Interface dataset entries:
_ _ _ _

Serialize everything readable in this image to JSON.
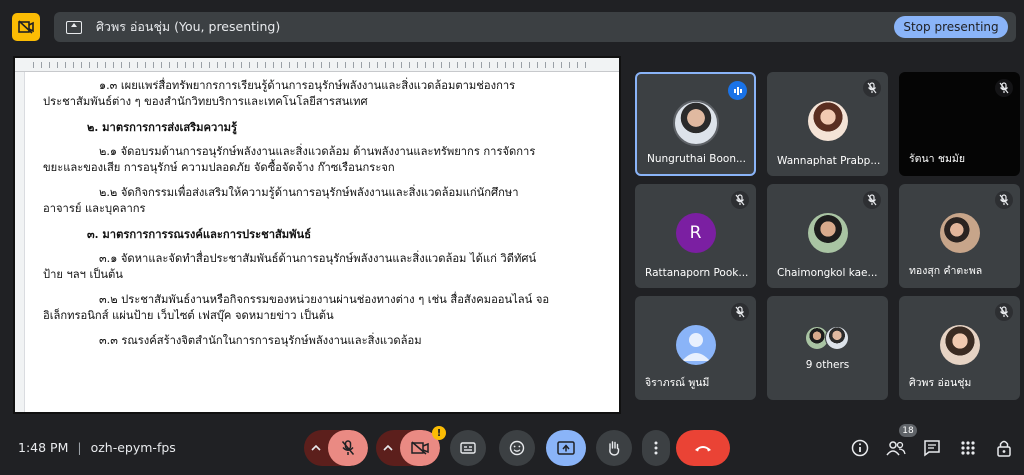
{
  "presentation": {
    "banner_text": "ศิวพร อ่อนชุ่ม (You, presenting)",
    "stop_label": "Stop presenting"
  },
  "document": {
    "paragraphs": [
      "๑.๓ เผยแพร่สื่อทรัพยากรการเรียนรู้ด้านการอนุรักษ์พลังงานและสิ่งแวดล้อมตามช่องการ",
      "ประชาสัมพันธ์ต่าง ๆ ของสำนักวิทยบริการและเทคโนโลยีสารสนเทศ",
      "๒. มาตรการการส่งเสริมความรู้",
      "๒.๑ จัดอบรมด้านการอนุรักษ์พลังงานและสิ่งแวดล้อม ด้านพลังงานและทรัพยากร การจัดการ",
      "ขยะและของเสีย การอนุรักษ์ ความปลอดภัย จัดซื้อจัดจ้าง ก๊าซเรือนกระจก",
      "๒.๒ จัดกิจกรรมเพื่อส่งเสริมให้ความรู้ด้านการอนุรักษ์พลังงานและสิ่งแวดล้อมแก่นักศึกษา",
      "อาจารย์ และบุคลากร",
      "๓. มาตรการการรณรงค์และการประชาสัมพันธ์",
      "๓.๑ จัดหาและจัดทำสื่อประชาสัมพันธ์ด้านการอนุรักษ์พลังงานและสิ่งแวดล้อม ได้แก่ วิดีทัศน์",
      "ป้าย ฯลฯ เป็นต้น",
      "๓.๒ ประชาสัมพันธ์งานหรือกิจกรรมของหน่วยงานผ่านช่องทางต่าง ๆ เช่น สื่อสังคมออนไลน์ จอ",
      "อิเล็กทรอนิกส์ แผ่นป้าย เว็บไซต์ เฟสบุ๊ค จดหมายข่าว เป็นต้น",
      "๓.๓ รณรงค์สร้างจิตสำนักในการการอนุรักษ์พลังงานและสิ่งแวดล้อม"
    ]
  },
  "participants": [
    {
      "name": "Nungruthai Boon...",
      "avatar": "photo",
      "speaking": true
    },
    {
      "name": "Wannaphat Prabp...",
      "avatar": "photo",
      "muted": true
    },
    {
      "name": "รัตนา ชมมัย",
      "avatar": "none",
      "muted": true
    },
    {
      "name": "Rattanaporn Pook...",
      "avatar": "initial",
      "initial": "R",
      "muted": true
    },
    {
      "name": "Chaimongkol kae...",
      "avatar": "photo",
      "muted": true
    },
    {
      "name": "ทองสุก คำตะพล",
      "avatar": "photo",
      "muted": true
    },
    {
      "name": "จิราภรณ์ พูนมี",
      "avatar": "generic",
      "muted": true
    },
    {
      "name": "9 others",
      "avatar": "stack"
    },
    {
      "name": "ศิวพร อ่อนชุ่ม",
      "avatar": "photo",
      "muted": true
    }
  ],
  "meeting": {
    "time": "1:48 PM",
    "code": "ozh-epym-fps",
    "people_count": "18",
    "warning_badge": "!"
  },
  "colors": {
    "background": "#202124",
    "tile": "#3c4043",
    "accent_blue": "#8ab4f8",
    "end_call_red": "#ea4335",
    "muted_red": "#ea8a83",
    "warning_yellow": "#fbbc04"
  },
  "icons": {
    "top_left": "camera-off-icon",
    "presenting": "present-to-all-icon",
    "toolbar": [
      "caret-up-icon",
      "mic-off-icon",
      "caret-up-icon",
      "camera-off-icon",
      "captions-icon",
      "emoji-icon",
      "present-to-all-icon",
      "raise-hand-icon",
      "more-vert-icon",
      "call-end-icon"
    ],
    "right": [
      "info-icon",
      "people-icon",
      "chat-icon",
      "apps-icon",
      "host-controls-icon"
    ]
  }
}
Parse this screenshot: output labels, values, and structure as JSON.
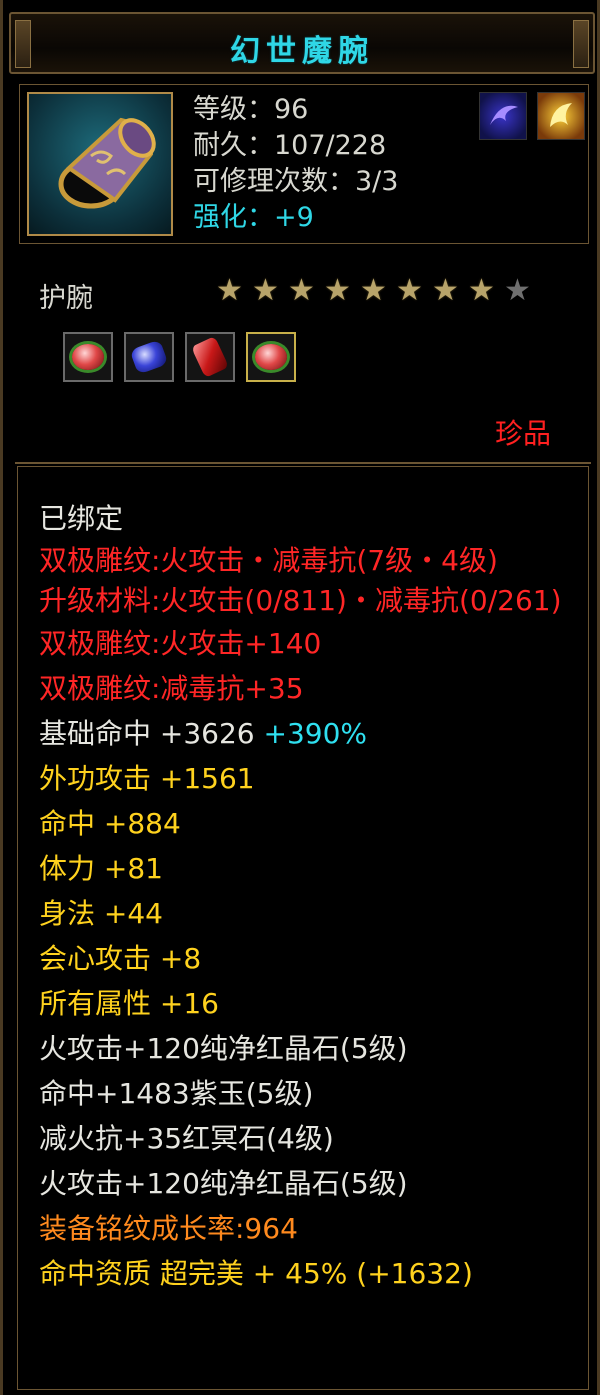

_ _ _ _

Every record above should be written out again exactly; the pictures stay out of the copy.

## Response below
Serialize everything readable in this image to JSON.
{
  "presentation": {
    "banner_text": "ศิวพร อ่อนชุ่ม (You, presenting)",
    "stop_label": "Stop presenting"
  },
  "document": {
    "paragraphs": [
      "๑.๓ เผยแพร่สื่อทรัพยากรการเรียนรู้ด้านการอนุรักษ์พลังงานและสิ่งแวดล้อมตามช่องการ",
      "ประชาสัมพันธ์ต่าง ๆ ของสำนักวิทยบริการและเทคโนโลยีสารสนเทศ",
      "๒. มาตรการการส่งเสริมความรู้",
      "๒.๑ จัดอบรมด้านการอนุรักษ์พลังงานและสิ่งแวดล้อม ด้านพลังงานและทรัพยากร การจัดการ",
      "ขยะและของเสีย การอนุรักษ์ ความปลอดภัย จัดซื้อจัดจ้าง ก๊าซเรือนกระจก",
      "๒.๒ จัดกิจกรรมเพื่อส่งเสริมให้ความรู้ด้านการอนุรักษ์พลังงานและสิ่งแวดล้อมแก่นักศึกษา",
      "อาจารย์ และบุคลากร",
      "๓. มาตรการการรณรงค์และการประชาสัมพันธ์",
      "๓.๑ จัดหาและจัดทำสื่อประชาสัมพันธ์ด้านการอนุรักษ์พลังงานและสิ่งแวดล้อม ได้แก่ วิดีทัศน์",
      "ป้าย ฯลฯ เป็นต้น",
      "๓.๒ ประชาสัมพันธ์งานหรือกิจกรรมของหน่วยงานผ่านช่องทางต่าง ๆ เช่น สื่อสังคมออนไลน์ จอ",
      "อิเล็กทรอนิกส์ แผ่นป้าย เว็บไซต์ เฟสบุ๊ค จดหมายข่าว เป็นต้น",
      "๓.๓ รณรงค์สร้างจิตสำนักในการการอนุรักษ์พลังงานและสิ่งแวดล้อม"
    ]
  },
  "participants": [
    {
      "name": "Nungruthai Boon...",
      "avatar": "photo",
      "speaking": true
    },
    {
      "name": "Wannaphat Prabp...",
      "avatar": "photo",
      "muted": true
    },
    {
      "name": "รัตนา ชมมัย",
      "avatar": "none",
      "muted": true
    },
    {
      "name": "Rattanaporn Pook...",
      "avatar": "initial",
      "initial": "R",
      "muted": true
    },
    {
      "name": "Chaimongkol kae...",
      "avatar": "photo",
      "muted": true
    },
    {
      "name": "ทองสุก คำตะพล",
      "avatar": "photo",
      "muted": true
    },
    {
      "name": "จิราภรณ์ พูนมี",
      "avatar": "generic",
      "muted": true
    },
    {
      "name": "9 others",
      "avatar": "stack"
    },
    {
      "name": "ศิวพร อ่อนชุ่ม",
      "avatar": "photo",
      "muted": true
    }
  ],
  "meeting": {
    "time": "1:48 PM",
    "code": "ozh-epym-fps",
    "people_count": "18",
    "warning_badge": "!"
  },
  "colors": {
    "background": "#202124",
    "tile": "#3c4043",
    "accent_blue": "#8ab4f8",
    "end_call_red": "#ea4335",
    "muted_red": "#ea8a83",
    "warning_yellow": "#fbbc04"
  },
  "icons": {
    "top_left": "camera-off-icon",
    "presenting": "present-to-all-icon",
    "toolbar": [
      "caret-up-icon",
      "mic-off-icon",
      "caret-up-icon",
      "camera-off-icon",
      "captions-icon",
      "emoji-icon",
      "present-to-all-icon",
      "raise-hand-icon",
      "more-vert-icon",
      "call-end-icon"
    ],
    "right": [
      "info-icon",
      "people-icon",
      "chat-icon",
      "apps-icon",
      "host-controls-icon"
    ]
  }
}
Parse this screenshot: output labels, values, and structure as JSON.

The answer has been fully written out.